+++ Data in this exercise

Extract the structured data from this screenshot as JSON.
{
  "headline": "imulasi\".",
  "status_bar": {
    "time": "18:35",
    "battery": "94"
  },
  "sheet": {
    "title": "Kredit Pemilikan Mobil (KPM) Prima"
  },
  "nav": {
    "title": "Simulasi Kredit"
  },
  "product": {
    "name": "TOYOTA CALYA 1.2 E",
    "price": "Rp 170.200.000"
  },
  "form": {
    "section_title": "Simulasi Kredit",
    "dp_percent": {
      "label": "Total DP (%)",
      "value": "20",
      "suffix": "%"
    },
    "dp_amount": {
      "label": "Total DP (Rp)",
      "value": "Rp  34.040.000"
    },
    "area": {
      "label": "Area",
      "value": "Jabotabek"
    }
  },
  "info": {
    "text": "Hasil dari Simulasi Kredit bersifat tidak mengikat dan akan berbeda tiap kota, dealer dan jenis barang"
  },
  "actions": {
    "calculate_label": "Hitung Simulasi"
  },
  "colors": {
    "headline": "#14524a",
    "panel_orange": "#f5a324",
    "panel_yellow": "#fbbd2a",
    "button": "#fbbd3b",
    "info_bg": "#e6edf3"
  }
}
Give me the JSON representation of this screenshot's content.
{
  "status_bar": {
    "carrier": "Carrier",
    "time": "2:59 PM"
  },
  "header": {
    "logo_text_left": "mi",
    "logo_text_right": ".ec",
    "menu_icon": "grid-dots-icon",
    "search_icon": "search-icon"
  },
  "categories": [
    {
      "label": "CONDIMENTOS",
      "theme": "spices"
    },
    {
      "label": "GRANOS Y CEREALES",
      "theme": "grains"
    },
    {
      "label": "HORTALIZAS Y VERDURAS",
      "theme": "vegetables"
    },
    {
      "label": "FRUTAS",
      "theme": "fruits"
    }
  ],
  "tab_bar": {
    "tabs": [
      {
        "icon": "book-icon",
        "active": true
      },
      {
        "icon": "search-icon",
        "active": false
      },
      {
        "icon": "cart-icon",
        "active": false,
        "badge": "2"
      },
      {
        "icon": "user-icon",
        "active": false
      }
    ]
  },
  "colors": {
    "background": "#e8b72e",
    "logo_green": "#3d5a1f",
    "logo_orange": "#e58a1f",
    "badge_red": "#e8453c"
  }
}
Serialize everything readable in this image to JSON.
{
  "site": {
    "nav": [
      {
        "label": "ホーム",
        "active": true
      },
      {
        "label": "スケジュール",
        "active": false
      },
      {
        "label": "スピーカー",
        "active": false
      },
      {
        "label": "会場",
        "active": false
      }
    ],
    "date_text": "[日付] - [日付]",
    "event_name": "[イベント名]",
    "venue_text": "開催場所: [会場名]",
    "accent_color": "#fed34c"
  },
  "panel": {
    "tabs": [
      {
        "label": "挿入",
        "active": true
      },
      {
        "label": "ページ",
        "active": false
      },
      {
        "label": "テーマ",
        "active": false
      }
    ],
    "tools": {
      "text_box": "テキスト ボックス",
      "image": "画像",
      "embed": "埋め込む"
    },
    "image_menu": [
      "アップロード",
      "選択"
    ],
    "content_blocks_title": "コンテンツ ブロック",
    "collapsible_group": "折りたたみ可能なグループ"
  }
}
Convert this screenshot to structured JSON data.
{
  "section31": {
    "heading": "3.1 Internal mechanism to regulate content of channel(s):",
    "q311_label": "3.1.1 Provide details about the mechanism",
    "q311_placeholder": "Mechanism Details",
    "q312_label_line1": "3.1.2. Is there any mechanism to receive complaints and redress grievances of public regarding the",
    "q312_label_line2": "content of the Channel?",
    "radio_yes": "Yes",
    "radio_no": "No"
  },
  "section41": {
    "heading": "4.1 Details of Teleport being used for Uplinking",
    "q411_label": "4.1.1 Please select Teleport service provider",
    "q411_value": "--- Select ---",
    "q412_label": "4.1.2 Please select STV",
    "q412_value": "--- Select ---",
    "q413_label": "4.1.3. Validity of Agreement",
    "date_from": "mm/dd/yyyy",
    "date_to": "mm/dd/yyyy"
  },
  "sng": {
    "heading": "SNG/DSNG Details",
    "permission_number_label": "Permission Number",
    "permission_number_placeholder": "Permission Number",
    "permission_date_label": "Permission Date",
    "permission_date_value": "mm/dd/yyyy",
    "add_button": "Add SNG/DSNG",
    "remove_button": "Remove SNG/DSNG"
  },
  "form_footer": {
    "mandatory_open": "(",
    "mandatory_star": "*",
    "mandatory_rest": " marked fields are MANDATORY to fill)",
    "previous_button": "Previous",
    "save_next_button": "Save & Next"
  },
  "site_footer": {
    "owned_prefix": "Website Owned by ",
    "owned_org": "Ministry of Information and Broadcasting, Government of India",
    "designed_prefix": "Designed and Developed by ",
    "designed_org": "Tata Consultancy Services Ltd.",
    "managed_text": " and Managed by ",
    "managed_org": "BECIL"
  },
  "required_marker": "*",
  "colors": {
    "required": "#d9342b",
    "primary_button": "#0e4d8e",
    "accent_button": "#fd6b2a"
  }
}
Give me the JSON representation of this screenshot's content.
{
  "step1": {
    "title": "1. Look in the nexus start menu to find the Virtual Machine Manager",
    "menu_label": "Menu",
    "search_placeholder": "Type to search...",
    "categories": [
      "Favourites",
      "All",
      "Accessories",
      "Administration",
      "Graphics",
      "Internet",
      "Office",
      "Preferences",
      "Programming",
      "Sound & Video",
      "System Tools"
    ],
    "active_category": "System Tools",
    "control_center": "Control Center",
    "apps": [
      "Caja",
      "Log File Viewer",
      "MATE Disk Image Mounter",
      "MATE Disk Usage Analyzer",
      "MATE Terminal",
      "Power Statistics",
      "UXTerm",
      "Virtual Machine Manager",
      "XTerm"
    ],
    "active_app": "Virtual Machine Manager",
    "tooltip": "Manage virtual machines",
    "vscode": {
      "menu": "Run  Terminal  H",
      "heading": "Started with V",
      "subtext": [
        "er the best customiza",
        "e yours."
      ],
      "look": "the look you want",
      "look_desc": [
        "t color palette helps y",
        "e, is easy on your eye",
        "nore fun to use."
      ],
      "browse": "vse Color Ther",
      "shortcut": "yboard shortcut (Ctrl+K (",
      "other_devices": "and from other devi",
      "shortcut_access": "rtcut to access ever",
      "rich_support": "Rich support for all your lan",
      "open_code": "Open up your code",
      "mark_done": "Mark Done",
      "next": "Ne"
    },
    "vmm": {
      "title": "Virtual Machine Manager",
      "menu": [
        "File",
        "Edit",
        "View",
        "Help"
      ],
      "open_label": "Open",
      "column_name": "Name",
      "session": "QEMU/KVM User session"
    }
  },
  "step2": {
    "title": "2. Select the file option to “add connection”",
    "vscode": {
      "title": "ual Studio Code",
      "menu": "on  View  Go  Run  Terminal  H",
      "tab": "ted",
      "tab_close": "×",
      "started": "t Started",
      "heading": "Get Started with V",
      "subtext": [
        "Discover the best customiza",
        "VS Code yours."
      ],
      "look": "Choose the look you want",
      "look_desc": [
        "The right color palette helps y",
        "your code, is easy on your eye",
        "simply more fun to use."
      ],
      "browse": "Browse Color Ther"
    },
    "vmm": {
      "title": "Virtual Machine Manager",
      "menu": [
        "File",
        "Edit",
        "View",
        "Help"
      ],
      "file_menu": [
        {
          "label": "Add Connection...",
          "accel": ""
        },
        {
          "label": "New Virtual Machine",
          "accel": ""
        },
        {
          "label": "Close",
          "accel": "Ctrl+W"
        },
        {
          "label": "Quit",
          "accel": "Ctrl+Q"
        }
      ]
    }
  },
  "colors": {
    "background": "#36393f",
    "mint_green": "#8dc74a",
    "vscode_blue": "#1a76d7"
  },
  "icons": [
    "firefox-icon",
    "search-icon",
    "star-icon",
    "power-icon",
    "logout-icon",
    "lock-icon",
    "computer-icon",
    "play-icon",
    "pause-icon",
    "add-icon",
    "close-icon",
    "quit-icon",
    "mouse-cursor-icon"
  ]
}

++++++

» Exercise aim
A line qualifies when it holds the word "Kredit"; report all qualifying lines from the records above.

» Expected answer
    "title": "Kredit Pemilikan Mobil (KPM) Prima"
    "title": "Simulasi Kredit"
    "section_title": "Simulasi Kredit",
    "text": "Hasil dari Simulasi Kredit bersifat tidak mengikat dan akan berbeda tiap kota, dealer dan jenis barang"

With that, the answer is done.